Election results in Mexico encourage expectations for local community rights and environmental preservation, in a country where almost ten million indigenous peoples live and which holds the 5th place among the 17 most biologically megadiverse countries.
On July 1, Mexicans elected their government for 2018-2024. Andrés Manuel López Obrador (AMLO), “El Peje”, as many call him, will become the first leftist president in Mexico’s history on December 1st.
Andrés Manuel as a candidate and now as president-elect promised that public decisions will be made considering indigenous peoples. In his victory speech on Sunday night, he declared: “We will listen to everyone, we will attend to everyone, we will respect everyone, but we will give preference to the most humble and the forgotten, especially to the indigenous peoples of Mexico.” In other words, any project or proposal of governmental policy that impacts on indigenous peoples’ territories or that potentially affects their interests, traditions and culture, must include prior consultation with impacted communities.
Gustavo Sánchez, leader of the Mexican Network of Peasant and Forestry Organizations (MOCAF) –whom we have collaborated with the last two years–, said there is a great expectation in the communities and ejidos of Mexico regarding the public policies promoted by the administration of Andrés Manuel López Obrador.

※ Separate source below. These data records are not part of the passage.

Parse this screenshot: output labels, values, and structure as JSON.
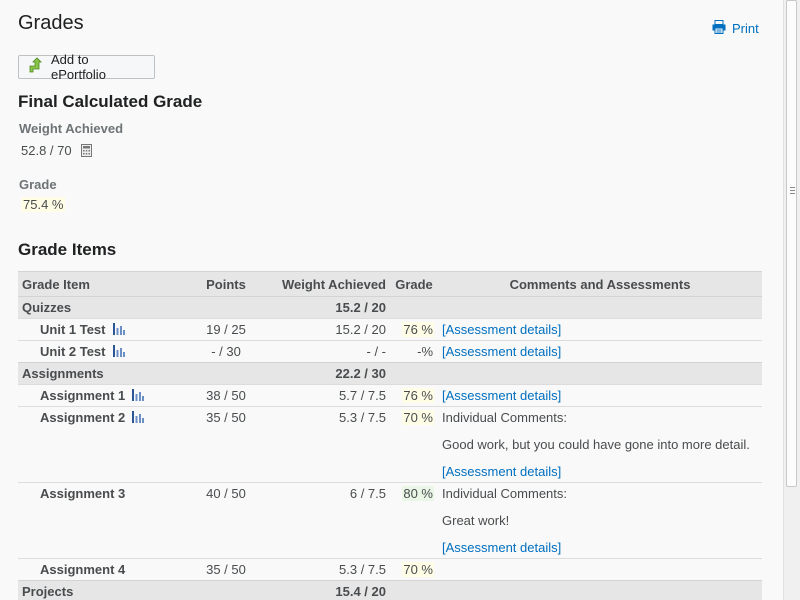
{
  "page": {
    "title": "Grades",
    "print_label": "Print",
    "eportfolio_label": "Add to ePortfolio"
  },
  "final_grade": {
    "heading": "Final Calculated Grade",
    "weight_label": "Weight Achieved",
    "weight_value": "52.8 / 70",
    "grade_label": "Grade",
    "grade_value": "75.4 %"
  },
  "grade_items": {
    "heading": "Grade Items",
    "columns": {
      "item": "Grade Item",
      "points": "Points",
      "weight": "Weight Achieved",
      "grade": "Grade",
      "comments": "Comments and Assessments"
    },
    "rows": [
      {
        "type": "category",
        "name": "Quizzes",
        "weight": "15.2 / 20"
      },
      {
        "type": "item",
        "name": "Unit 1 Test",
        "stats": true,
        "points": "19 / 25",
        "weight": "15.2 / 20",
        "grade": "76 %",
        "grade_color": "yellow",
        "comment_heading": "",
        "comment_text": "",
        "link": "[Assessment details]"
      },
      {
        "type": "item",
        "name": "Unit 2 Test",
        "stats": true,
        "points": "- / 30",
        "weight": "- / -",
        "grade": "-%",
        "grade_color": "none",
        "comment_heading": "",
        "comment_text": "",
        "link": "[Assessment details]"
      },
      {
        "type": "category",
        "name": "Assignments",
        "weight": "22.2 / 30"
      },
      {
        "type": "item",
        "name": "Assignment 1",
        "stats": true,
        "points": "38 / 50",
        "weight": "5.7 / 7.5",
        "grade": "76 %",
        "grade_color": "yellow",
        "comment_heading": "",
        "comment_text": "",
        "link": "[Assessment details]"
      },
      {
        "type": "item",
        "name": "Assignment 2",
        "stats": true,
        "points": "35 / 50",
        "weight": "5.3 / 7.5",
        "grade": "70 %",
        "grade_color": "yellow",
        "comment_heading": "Individual Comments:",
        "comment_text": "Good work, but you could have gone into more detail.",
        "link": "[Assessment details]"
      },
      {
        "type": "item",
        "name": "Assignment 3",
        "stats": false,
        "points": "40 / 50",
        "weight": "6 / 7.5",
        "grade": "80 %",
        "grade_color": "green",
        "comment_heading": "Individual Comments:",
        "comment_text": "Great work!",
        "link": "[Assessment details]"
      },
      {
        "type": "item",
        "name": "Assignment 4",
        "stats": false,
        "points": "35 / 50",
        "weight": "5.3 / 7.5",
        "grade": "70 %",
        "grade_color": "yellow",
        "comment_heading": "",
        "comment_text": "",
        "link": ""
      },
      {
        "type": "category",
        "name": "Projects",
        "weight": "15.4 / 20"
      }
    ]
  },
  "colors": {
    "link": "#006fbf",
    "grade_yellow": "#fffde6",
    "grade_green": "#eaf7e6",
    "header_bg": "#e6e6e6"
  },
  "icons": {
    "print": "printer-icon",
    "eportfolio": "upload-arrow-icon",
    "calculator": "calculator-icon",
    "stats": "bar-chart-icon"
  }
}
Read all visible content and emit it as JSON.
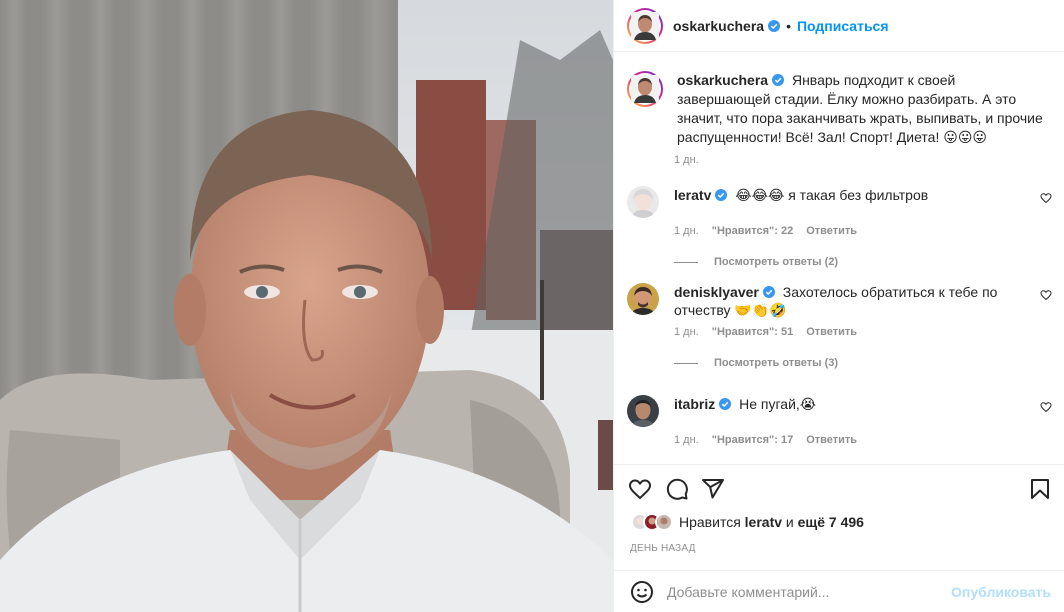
{
  "header": {
    "username": "oskarkucherа",
    "follow_label": "Подписаться",
    "separator": "•"
  },
  "caption": {
    "username": "oskarkucherа",
    "text": "Январь подходит к своей завершающей стадии. Ёлку можно разбирать. А это значит, что пора заканчивать жрать, выпивать, и прочие распущенности! Всё! Зал! Спорт! Диета! 😛😛😛",
    "time": "1 дн."
  },
  "comments": [
    {
      "username": "leratv",
      "text": "😂😂😂 я такая без фильтров",
      "time": "1 дн.",
      "likes": "\"Нравится\": 22",
      "reply_label": "Ответить",
      "view_replies": "Посмотреть ответы (2)"
    },
    {
      "username": "denisklyaver",
      "text": "Захотелось обратиться к тебе по отчеству 🤝👏🤣",
      "time": "1 дн.",
      "likes": "\"Нравится\": 51",
      "reply_label": "Ответить",
      "view_replies": "Посмотреть ответы (3)"
    },
    {
      "username": "itabriz",
      "text": "Не пугай,😭",
      "time": "1 дн.",
      "likes": "\"Нравится\": 17",
      "reply_label": "Ответить"
    }
  ],
  "likes": {
    "prefix": "Нравится",
    "user": "leratv",
    "middle": "и",
    "count": "ещё 7 496"
  },
  "posted": "ДЕНЬ НАЗАД",
  "add_comment": {
    "placeholder": "Добавьте комментарий...",
    "publish_label": "Опубликовать"
  },
  "icons": {
    "like": "heart-icon",
    "comment": "comment-icon",
    "share": "paper-plane-icon",
    "save": "bookmark-icon",
    "emoji": "smiley-icon",
    "verified": "verified-badge-icon"
  },
  "colors": {
    "accent": "#0095f6",
    "publish_disabled": "#b2dffc",
    "verified": "#3897f0",
    "muted": "#8e8e8e"
  }
}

“For Community Forestry Management, we hope to see strengthening of citizen participation and the full and effective participation of indigenous peoples and local communities in the definition of the forest policy; the reactivation of sustainable forestry production and the generation of jobs in communities, among other issues and in line with the agenda that we are proposing within a group of organizations with the Forest with People, Forest Forever campaign.”
In a telephone interview, Gonzalo Nolasco, President of the Surveillance Council of the Association of Silviculturists of Zongolica and activist of the Indigenous Peasant Organization of the Sierra de Zongolica in Veracruz, shared with us:
“We [indigenous] believe that all this is in favor of the communities because not only did he [Andrés Manuel] win but also the entire Congress, [they won the majority at both chambers that will support his proposals]. We as organizations have the task to propose and revise the current laws because right now only private investment is respected, to whom holds the capital. Regarding the projects of mega constructions and dispossession of the land, the laws are made in favor of the businessmen, they are always justified because what they do is legal and then we can’t do anything. The new government opens the possibility that the laws that disfavor us are revised and reformed. So as organizations, we have to come up with clear proposals from each of the regions. We hope to review and investigate works in process, to rethink them or if it is necessary to stop them.”
Josefa González Blanco, future Minister of Environment and Natural Resources, recognizes the important relationship between nature and traditional knowledge, in what she calls “biocultural heritage”. This concept challenges the vision of environmental policies in the background because it places indigenous cultures in the spotlight as pillars in nature’s preservation.
“It seems to me that there is a great possibility of looking at nature, biodiversity and natural resources from a different perspective,” says Amelia Arreguín, General Director of EcoMaxei and National Coordinator in Mexico of the Global Youth Biodiversity Network (GYBN)
“NaturAMLO [Josefa González’s agenda] talks about an environmental justice perspective, Josefa’s position is that they will not allow economic development policy to be carried out at the expense of nature. Among the young environmentalists I have heard, there is hope that Mexico will grow with sustainable development and respect for human rights and indigenous peoples, to solve so many socio-environmental conflicts. Particularly forests, it mentions respect, drive for legitimate owners that are the indigenous and local peoples. In fact, discussion of a possible reversing of the Forestry Law has been discussed [recently approved and very controversial for not having consulted indigenous and local communities].”
- Integral and sustainable development
- Pursuit of human rights
- Self-determination of indigenous peoples and local communities
- Gender mainstreaming and intergenerational principles
- Democratic governance
- Citizen participation
- Governance based on evidence
- Transparency and accountability
- Budget efficiency
- Environmental intersectionality
It is up to Mexican civil society to strengthen itself, to raise its levels of demand and participation, organizations have the task to monitor and ensure that such proposals are effectively brought into fruition. If Not Us, Then Who? will work closely to give testimony, support and disseminate advances and achievements regarding rights of the peoples in charge of preserving Mexican forest’s biodiversity.
This July 1, in the words of Jorge Volpi published by El Pais, “Mexico of social movements and human rights’ activists [triumphed]. Mexico of the disadvantaged, of the forgotten, of the invisible. Mexico of young people who yearn for a better future [which] after Brexit, the United States or Colombia’s disappointments shows that it is possible to imagine a new narrative of hope.”
We wish that Mexico succeeds and sets an example to the rest of the world that sustainable development and respect and integration of indigenous and local communities in the progress is possible.
In addition to the interviewees, we send thanks for his valuable help on composing this article to a great colleague and expert in the subject, who can’t be mentioned because of his job in an important international institution.
By Thalía Castillo